The Glorious 4th
When I was a kid, The Fourth in Worcester meant the annual block party, sodas kept cold on dry ice, cherry bombs and snakes, and a trip to Auburn High School to watch about 15 minutes worth of fireworks. During the every-other-year trek to Chicago to visit my mother's family (spent mostly at my grandmother's house on a lake about 50 miles outside the city), The Fourth meant sparklers, spitting out watermelon seeds, and a jaunt into Libertyville to watch about 15 minutes worth of fireworks. (I think that one year, by the time we got there, the fireworks were over.)
Now I don't tend to do very much to celebrate The Fourth.
Before the Boston Pops concert at the Hatch Shell became a big-time media event drawing half- a-million people, I used to go to that. (And where one time I witnessed a truly amazing tribute to freedom. A mother on the next blanket was enouraging her little girl - who must have been about 2 1/2 or 3 - to clap along with "The Stars and Stripes Forever". When the kid refused to clap, the mother grabbed her arm and hissed, "You clap, or I'll clap your ass." Now that's what I call getting into the true spirit of the Fourth of July!)
Sometimes I go to my sister's house for a cookout. Sometimes I stay home and watch the fireworks out the window, then stand and watch to make sure that no one leaving the Pops Concert on the Hatch Shell stops to relieve himself against our back gate.
Even if I don't do all that much, I like The Fourth anyway - if only because it seems to be the one and only day in the year when it's off-limits to state that anyone who voices opposition to something or the other that the U.S. is doing is at best non-patriotic and at worst a traitor. It's the one day that the flag seems to belong to everyone.
One thing I always do on The Fourth is read The Declaration of Independence, which The Boston Globe conveniently publishes on its editorial page.
Yes, the lanugage may seem a bit stilted to the 21st century ear, but there's no denying that these fellow could write. And they could think. Couple this with the Constituion, and you've just got to say, lucky us to have men of the Enlightenment lay such a tremendous foundation on which to build a country.

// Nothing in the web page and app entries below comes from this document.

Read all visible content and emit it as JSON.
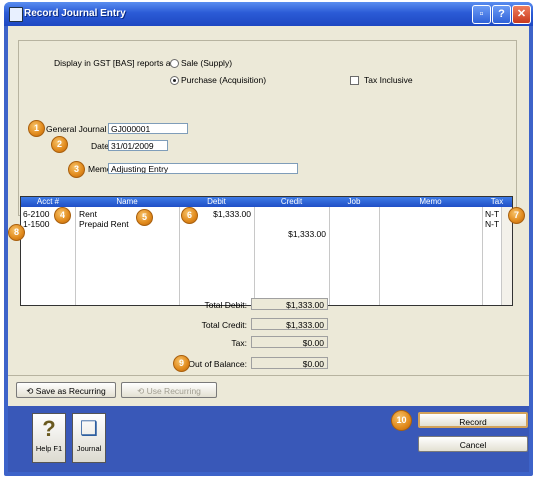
{
  "window": {
    "title": "Record Journal Entry"
  },
  "gst": {
    "label": "Display in GST [BAS] reports as:",
    "option_sale": "Sale (Supply)",
    "option_purchase": "Purchase (Acquisition)",
    "selected": "purchase",
    "tax_inclusive_label": "Tax Inclusive",
    "tax_inclusive_checked": false
  },
  "form": {
    "journal_label": "General Journal #:",
    "journal_value": "GJ000001",
    "date_label": "Date:",
    "date_value": "31/01/2009",
    "memo_label": "Memo:",
    "memo_value": "Adjusting Entry"
  },
  "grid": {
    "columns": [
      "Acct #",
      "Name",
      "Debit",
      "Credit",
      "Job",
      "Memo",
      "Tax"
    ],
    "rows": [
      {
        "acct": "6-2100",
        "name": "Rent",
        "debit": "$1,333.00",
        "credit": "",
        "job": "",
        "memo": "",
        "tax": "N-T"
      },
      {
        "acct": "1-1500",
        "name": "Prepaid Rent",
        "debit": "",
        "credit": "$1,333.00",
        "job": "",
        "memo": "",
        "tax": "N-T"
      }
    ]
  },
  "totals": {
    "debit_label": "Total Debit:",
    "debit_value": "$1,333.00",
    "credit_label": "Total Credit:",
    "credit_value": "$1,333.00",
    "tax_label": "Tax:",
    "tax_value": "$0.00",
    "balance_label": "Out of Balance:",
    "balance_value": "$0.00"
  },
  "buttons": {
    "save_recurring": "Save as Recurring",
    "use_recurring": "Use Recurring",
    "help": "Help F1",
    "journal": "Journal",
    "record": "Record",
    "cancel": "Cancel"
  },
  "callouts": [
    "1",
    "2",
    "3",
    "4",
    "5",
    "6",
    "7",
    "8",
    "9",
    "10"
  ],
  "colors": {
    "titlebar": "#2b5bd6",
    "grid_header": "#1f4fc6",
    "callout": "#e0891b"
  }
}
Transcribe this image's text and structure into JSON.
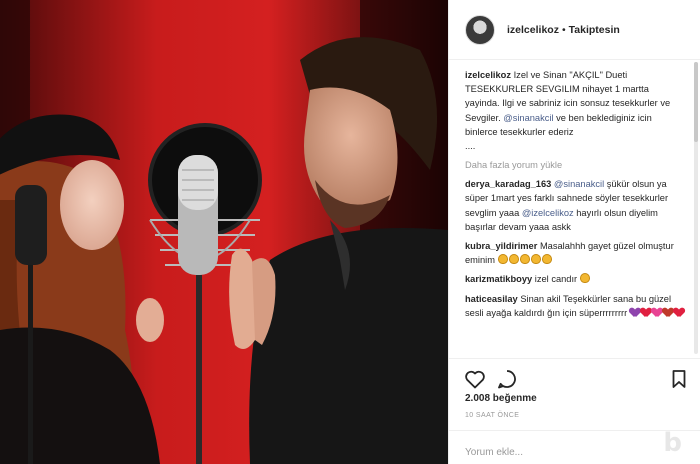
{
  "post": {
    "image_alt": "",
    "header": {
      "username": "izelcelikoz",
      "separator": "•",
      "follow_status": "Takiptesin"
    },
    "caption": {
      "username": "izelcelikoz",
      "text_1": "Izel ve Sinan \"AKÇIL\" Dueti TESEKKURLER SEVGILIM nihayet 1 martta yayinda. Ilgi ve sabriniz icin sonsuz tesekkurler ve Sevgiler.",
      "mention": "@sinanakcil",
      "text_2": "ve ben beklediginiz icin binlerce tesekkurler ederiz",
      "ellipsis": "...."
    },
    "load_more": "Daha fazla yorum yükle",
    "comments": [
      {
        "username": "derya_karadag_163",
        "mention_1": "@sinanakcil",
        "text_1": "şükür olsun ya süper 1mart yes farklı sahnede söyler tesekkurler sevglim yaaa",
        "mention_2": "@izelcelikoz",
        "text_2": "hayırlı olsun diyelim başırlar devam yaaa askk"
      },
      {
        "username": "kubra_yildirimer",
        "text": "Masalahhh gayet güzel olmuştur eminim",
        "emoji": "clap-emoji"
      },
      {
        "username": "karizmatikboyy",
        "text": "izel candır",
        "emoji": "clap-emoji"
      },
      {
        "username": "haticeasilay",
        "text": "Sinan akil Teşekkürler sana bu güzel sesli ayağa kaldırdı ğın için süperrrrrrrrr",
        "emoji": "heart-emojis"
      }
    ],
    "actions": {
      "like_icon": "heart-icon",
      "comment_icon": "comment-bubble-icon",
      "save_icon": "bookmark-icon"
    },
    "likes": "2.008 beğenme",
    "time": "10 SAAT ÖNCE",
    "add_comment_placeholder": "Yorum ekle..."
  },
  "colors": {
    "mention": "#4a5e8a",
    "muted": "#999999",
    "text": "#262626",
    "border": "#efefef"
  }
}
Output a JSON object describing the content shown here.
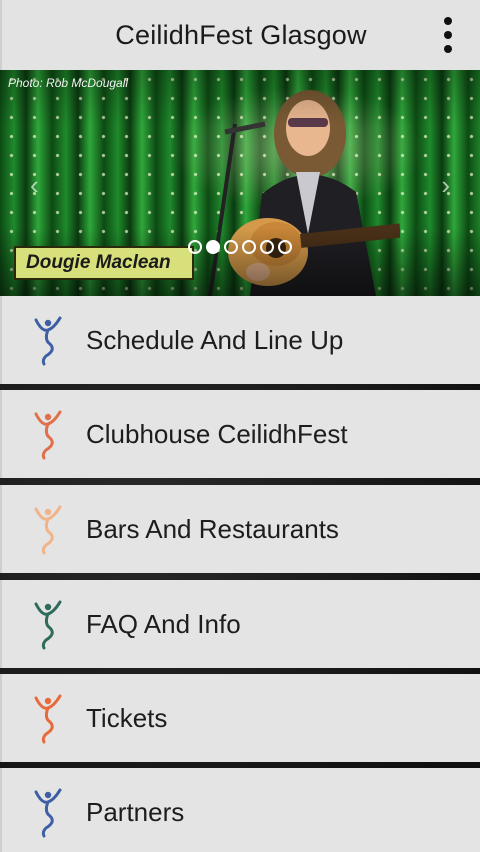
{
  "header": {
    "title": "CeilidhFest Glasgow",
    "menu_icon": "vertical-ellipsis-icon"
  },
  "carousel": {
    "photo_credit": "Photo: Rob McDougall",
    "caption": "Dougie Maclean",
    "prev_icon": "chevron-left-icon",
    "next_icon": "chevron-right-icon",
    "slide_count": 6,
    "active_slide": 2
  },
  "menu": {
    "items": [
      {
        "label": "Schedule And Line Up",
        "icon": "dancer-icon",
        "icon_color": "#3d5fa3"
      },
      {
        "label": "Clubhouse CeilidhFest",
        "icon": "dancer-icon",
        "icon_color": "#e0704a"
      },
      {
        "label": "Bars And Restaurants",
        "icon": "dancer-icon",
        "icon_color": "#f0b488"
      },
      {
        "label": "FAQ And Info",
        "icon": "dancer-icon",
        "icon_color": "#2f6a5a"
      },
      {
        "label": "Tickets",
        "icon": "dancer-icon",
        "icon_color": "#e86a3a"
      },
      {
        "label": "Partners",
        "icon": "dancer-icon",
        "icon_color": "#3d5fa3"
      }
    ]
  }
}
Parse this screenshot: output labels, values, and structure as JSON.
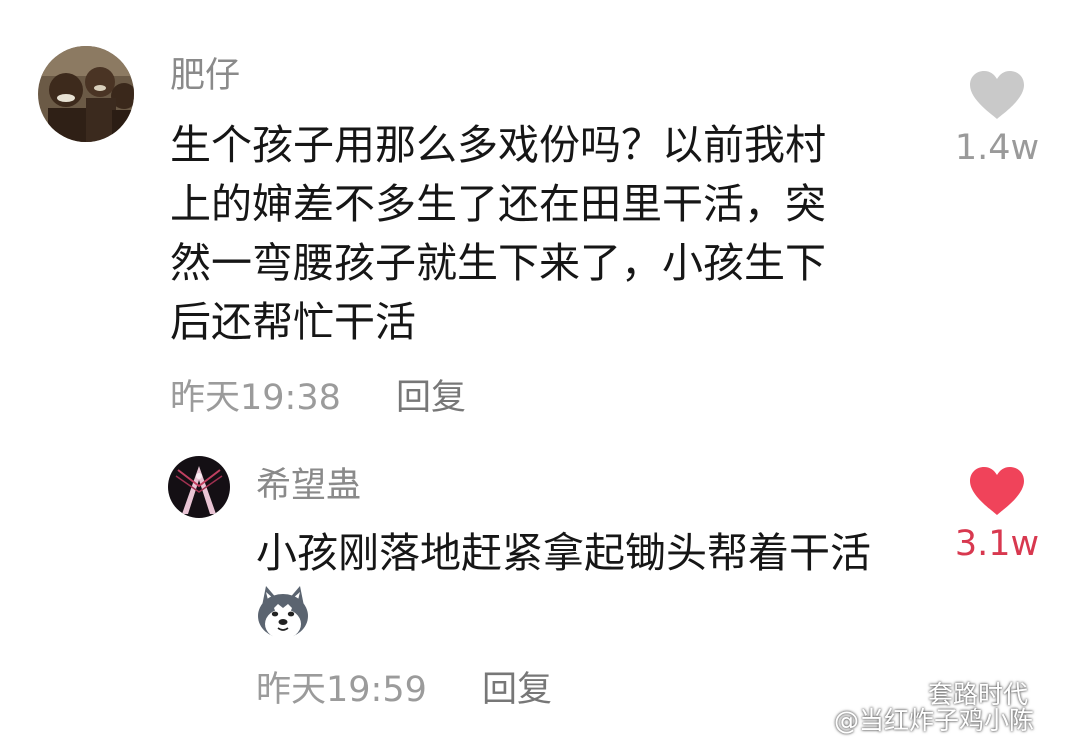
{
  "comment": {
    "username": "肥仔",
    "text_lines": [
      "生个孩子用那么多戏份吗？以前我村",
      "上的婶差不多生了还在田里干活，突",
      "然一弯腰孩子就生下来了，小孩生下",
      "后还帮忙干活"
    ],
    "timestamp": "昨天19:38",
    "reply_label": "回复",
    "like_count": "1.4w",
    "liked": false,
    "like_color": "#c9c9c9"
  },
  "reply": {
    "username": "希望蛊",
    "text": "小孩刚落地赶紧拿起锄头帮着干活",
    "sticker": "husky-dog-emoji",
    "timestamp": "昨天19:59",
    "reply_label": "回复",
    "like_count": "3.1w",
    "liked": true,
    "like_color": "#f0435a"
  },
  "watermarks": {
    "wechat_source": "套路时代",
    "weibo_source": "@当红炸子鸡小陈"
  }
}
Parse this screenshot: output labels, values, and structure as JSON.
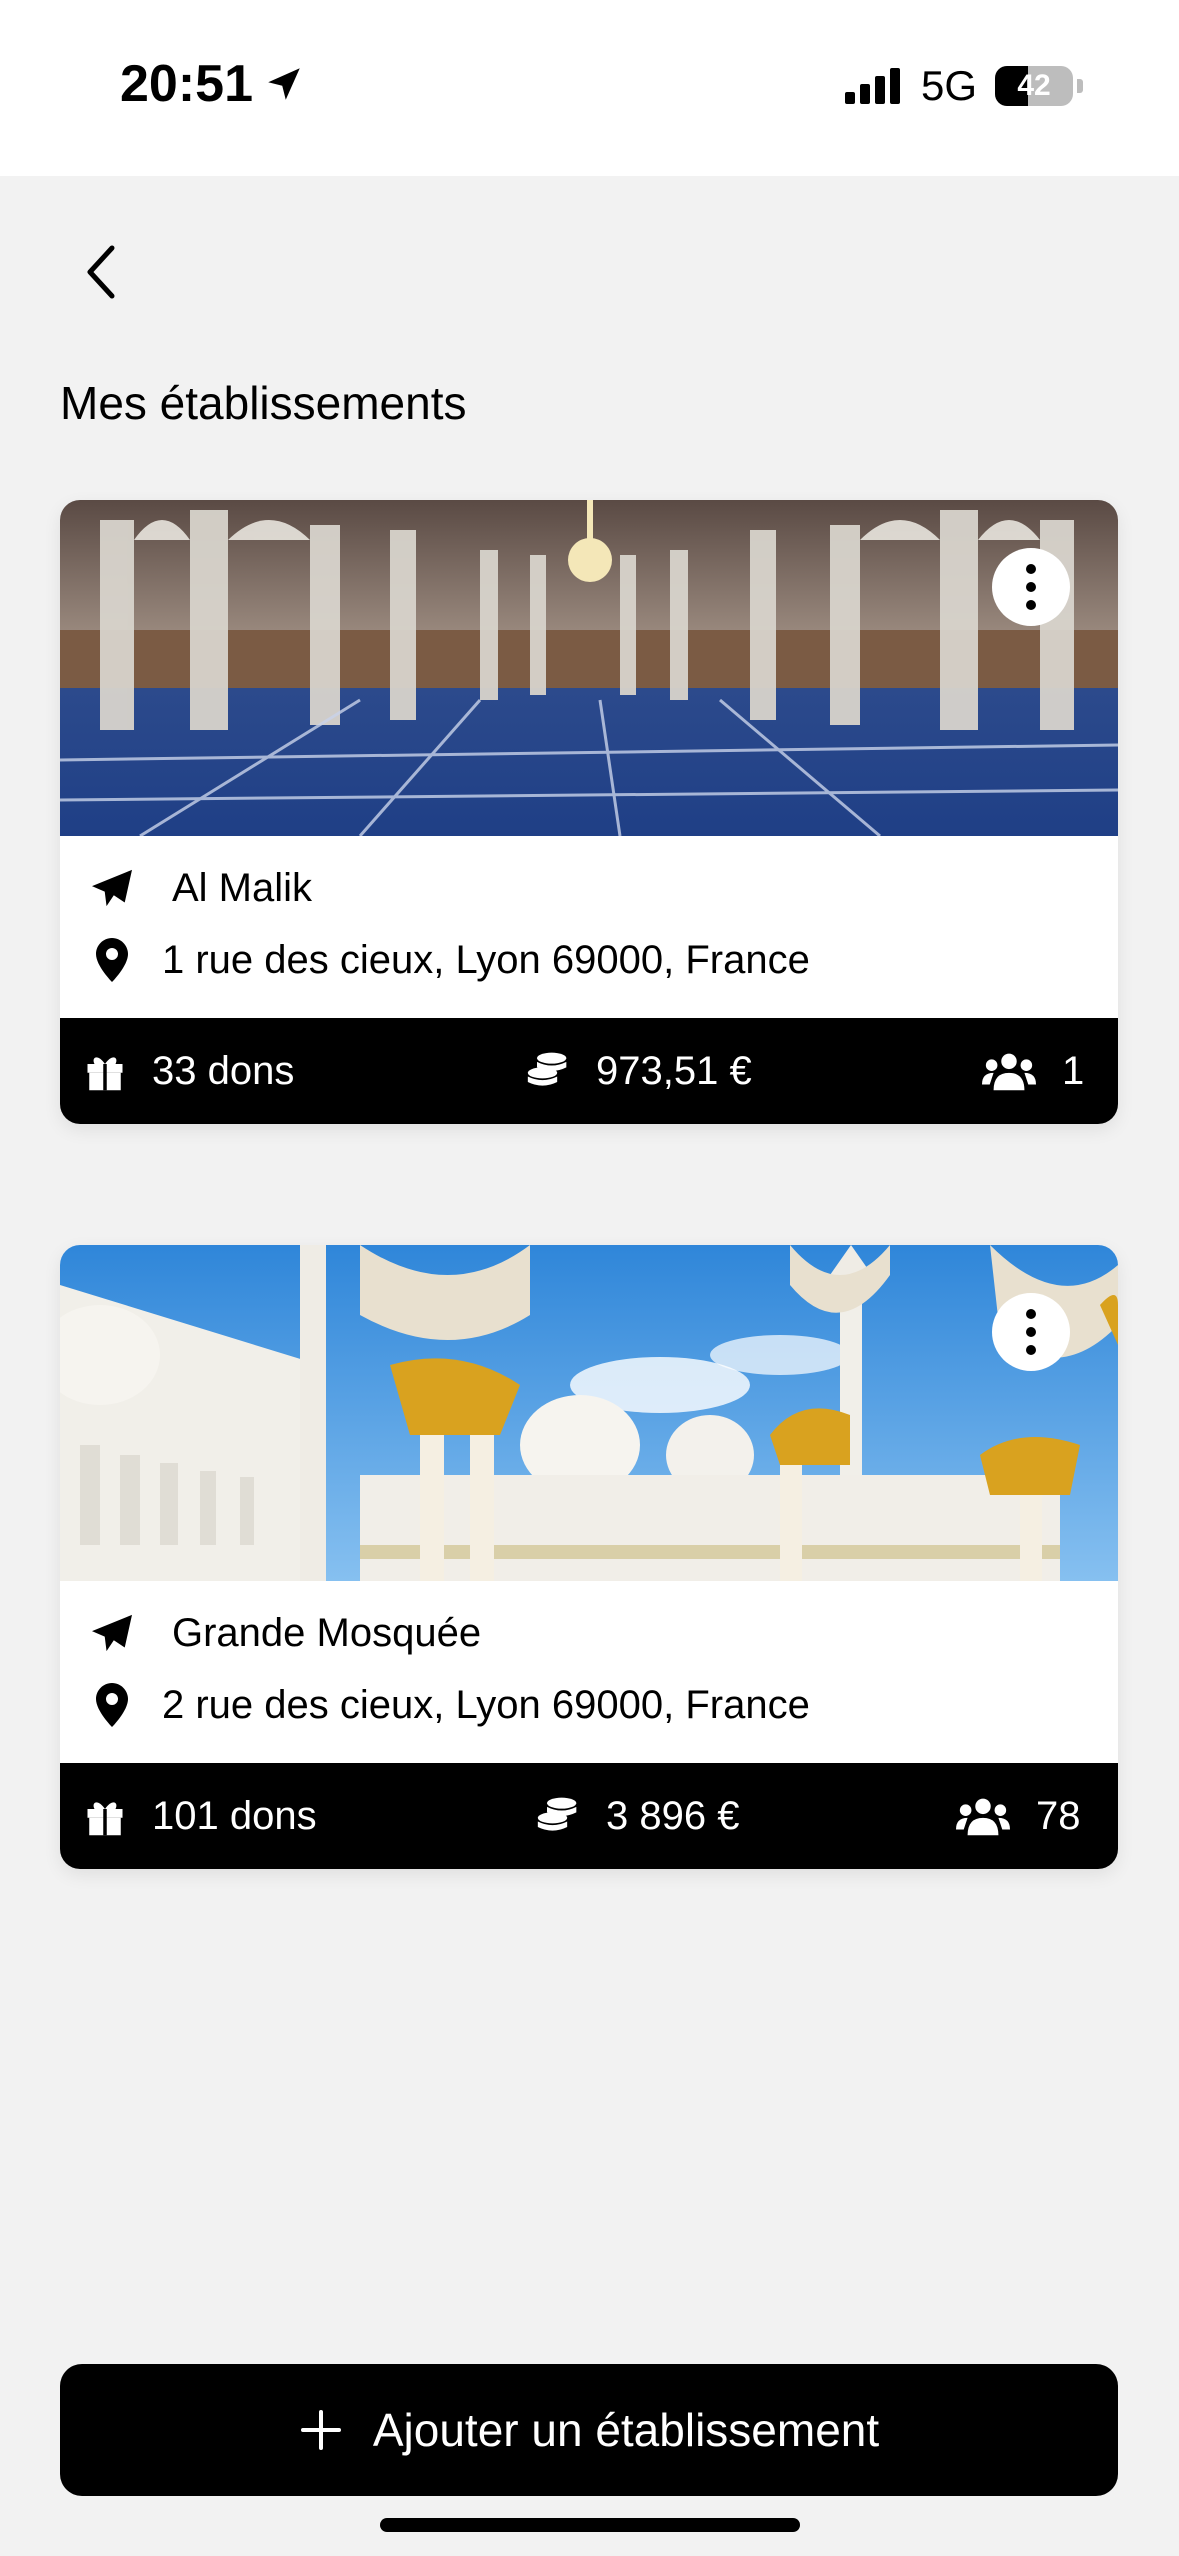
{
  "status_bar": {
    "time": "20:51",
    "network": "5G",
    "battery": "42",
    "battery_level": 0.42,
    "icons": [
      "location-arrow-icon",
      "signal-icon",
      "battery-icon"
    ]
  },
  "header": {
    "back_icon": "chevron-left-icon",
    "title": "Mes établissements"
  },
  "establishments": [
    {
      "name": "Al Malik",
      "address": "1 rue des cieux, Lyon 69000, France",
      "donations": "33 dons",
      "amount": "973,51 €",
      "members": "1",
      "image": "mosque-interior-photo"
    },
    {
      "name": "Grande Mosquée",
      "address": "2 rue des cieux, Lyon 69000, France",
      "donations": "101 dons",
      "amount": "3 896 €",
      "members": "78",
      "image": "mosque-exterior-photo"
    }
  ],
  "actions": {
    "add_label": "Ajouter un établissement",
    "add_icon": "plus-icon"
  },
  "colors": {
    "background": "#f2f2f2",
    "card": "#ffffff",
    "stats_bar": "#000000",
    "button": "#000000"
  }
}
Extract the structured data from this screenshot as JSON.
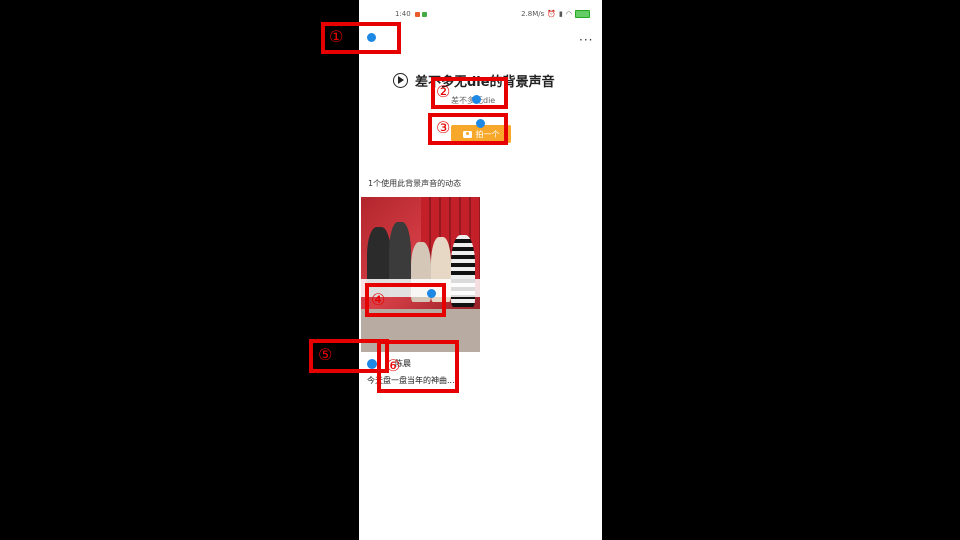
{
  "status_bar": {
    "time": "1:40",
    "network_speed": "2.8M/s",
    "icons": [
      "alarm-icon",
      "signal-icon",
      "wifi-icon",
      "battery-icon"
    ]
  },
  "header": {
    "more_label": "···"
  },
  "sound": {
    "title": "差不多无die的背景声音",
    "artist": "差不多无die",
    "shoot_label": "拍一个"
  },
  "section": {
    "title": "1个使用此背景声音的动态"
  },
  "post": {
    "author": "陈晨",
    "description": "今天盘一盘当年的神曲..."
  },
  "annotations": {
    "labels": [
      "①",
      "②",
      "③",
      "④",
      "⑤",
      "⑥"
    ],
    "color": "#e60000"
  },
  "colors": {
    "accent": "#f7a82a",
    "marker": "#1e88e5"
  }
}
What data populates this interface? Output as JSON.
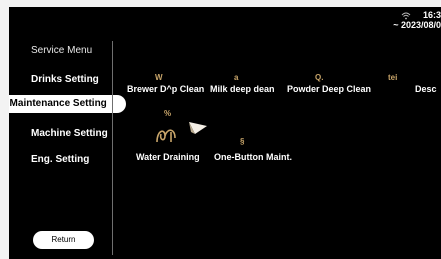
{
  "status_bar": {
    "time": "16:3",
    "date": "~ 2023/08/0"
  },
  "sidebar": {
    "title": "Service Menu",
    "items": [
      {
        "label": "Drinks Setting"
      },
      {
        "label": "l Maintenance Setting"
      },
      {
        "label": "Machine Setting"
      },
      {
        "label": "Eng. Setting"
      }
    ],
    "return_label": "Return"
  },
  "main": {
    "row1": [
      {
        "icon_text": "W",
        "label": "Brewer D^p Clean"
      },
      {
        "icon_text": "a",
        "label": "Milk deep dean"
      },
      {
        "icon_text": "Q.",
        "label": "Powder Deep Clean"
      },
      {
        "icon_text": "tei",
        "label": "Desc"
      }
    ],
    "row2": [
      {
        "icon_text": "%",
        "label": "Water Draining"
      },
      {
        "icon_text": "§",
        "label": "One-Button Maint."
      }
    ]
  },
  "colors": {
    "background": "#000000",
    "icon_accent": "#c8a56a",
    "selected_bg": "#ffffff"
  }
}
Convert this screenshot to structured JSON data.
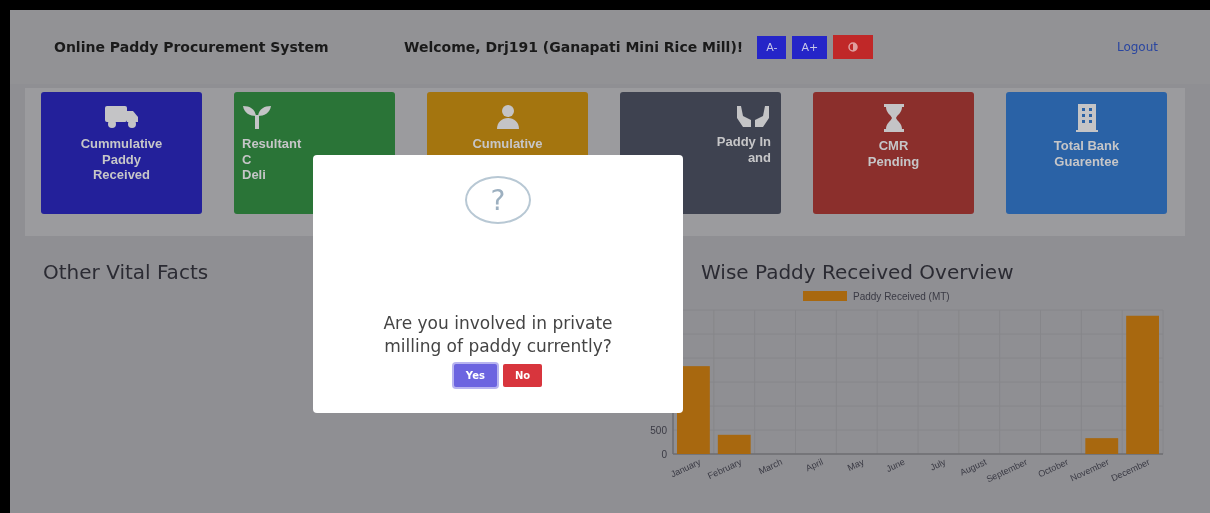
{
  "header": {
    "title": "Online Paddy Procurement System",
    "welcome": "Welcome, Drj191 (Ganapati Mini Rice Mill)!",
    "font_buttons": [
      "A-",
      "A+"
    ],
    "logout": "Logout"
  },
  "tiles": [
    {
      "kind": "truck",
      "lines": [
        "Cummulative",
        "Paddy",
        "Received"
      ],
      "color": "#23209a"
    },
    {
      "kind": "sprout",
      "lines": [
        "Resultant",
        "C",
        "Deli"
      ],
      "color": "#2a7437"
    },
    {
      "kind": "person",
      "lines": [
        "Cumulative"
      ],
      "color": "#a4750f"
    },
    {
      "kind": "hands",
      "lines": [
        "Paddy In",
        "and"
      ],
      "color": "#3e4250"
    },
    {
      "kind": "hourglass",
      "lines": [
        "CMR",
        "Pending"
      ],
      "color": "#8b2f2c"
    },
    {
      "kind": "building",
      "lines": [
        "Total Bank",
        "Guarentee"
      ],
      "color": "#2a62a6"
    }
  ],
  "vital_facts": {
    "title": "Other Vital Facts"
  },
  "overview": {
    "title": "Wise Paddy Received Overview",
    "chart_data": {
      "type": "bar",
      "categories": [
        "January",
        "February",
        "March",
        "April",
        "May",
        "June",
        "July",
        "August",
        "September",
        "October",
        "November",
        "December"
      ],
      "series": [
        {
          "name": "Paddy Received (MT)",
          "color": "#a8680f",
          "values": [
            1830,
            400,
            0,
            0,
            0,
            0,
            0,
            0,
            0,
            0,
            330,
            2880
          ]
        }
      ],
      "ylim": [
        0,
        3000
      ],
      "yticks": [
        0,
        500
      ]
    }
  },
  "dialog": {
    "icon": "?",
    "message": "Are you involved in private milling of paddy currently?",
    "buttons": [
      {
        "label": "Yes",
        "kind": "confirm"
      },
      {
        "label": "No",
        "kind": "cancel"
      }
    ]
  }
}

And lucky us to have left the internecine struggles of the Old World so many thousands of miles behind. Sure, we've come up with some of our own, and we didn't exactly crown our good with brotherhood with respect to the native Americans and the slave trade, but Civil War aside, it has been pretty darn civil over here. By and large, the melting pot did its job: it melted the lumps out.
Lucky us to have such vast and beautiful physical space, so far away from "the other guys", which protected us for so long. And lucky us to have such an abundance of natural resources, such an embarassment of riches.
And lucky us to have the freedom to build and create, to piss and moan, and - yes - to not clap along with "The Stars and Stripes Forever" if we don't damn want to!
Can democracy last in an age of information overload - what's false? what's true? Can democracy prevail if the chasm keeps widening between haves and have nots? Will this - or any other nation state - survive forever in a globalized, corporatized world? Will we make more enemies and fewer friends?
Oh, just reading The Delaration of Independence. That King George III! We the people submitted the list of "repeated injuries and usuprations...to a candid world."
Stilted language and all, the list is worth reading. even the items that kind of make you want to smile:
Then there's this one that has quite a bit of current resonance (although I certainly can't fault our own current George here; too bad W wasn't able to "fatigue" the Republican senators "into compliance with his Immigration Law):
He has called together legislative bodies at places unusual, uncomfortable, and distant from the depository of their Public Records, for the sole purpose of fatiguing them into compliance with his measures.
How dazzling. How brilliant. How gutsy the whole thing was.
He has endeavoured to prevent the population of these States; for that purpose obstructing the Laws for Naturalization of Foreigners; refusing to pass others to encourage their migrations hither.
Thank you, Massachusetts' own John Hancock, Samuel Adams, John Adams, Robert Treat Paine, Elbridge Gerry, and Boston boy Ben Franklin (who signed from Pennsylvania).
Thank you, Thomas Jefferson, for The Declaration and for the invention of the clothing closet. (At least I think I remember this from a long ago trip to Monticello.)
Thank you, Charles Carroll of Carrolton who, we were taught in grammar school, was the most important signatory of The Declaration of Indepence. He was, after all, the only Catholilc.
Thank you Button Gwinnett, for the singular charm of your first name.
The Glorious Fourth!
Happy 4th of July to everyone.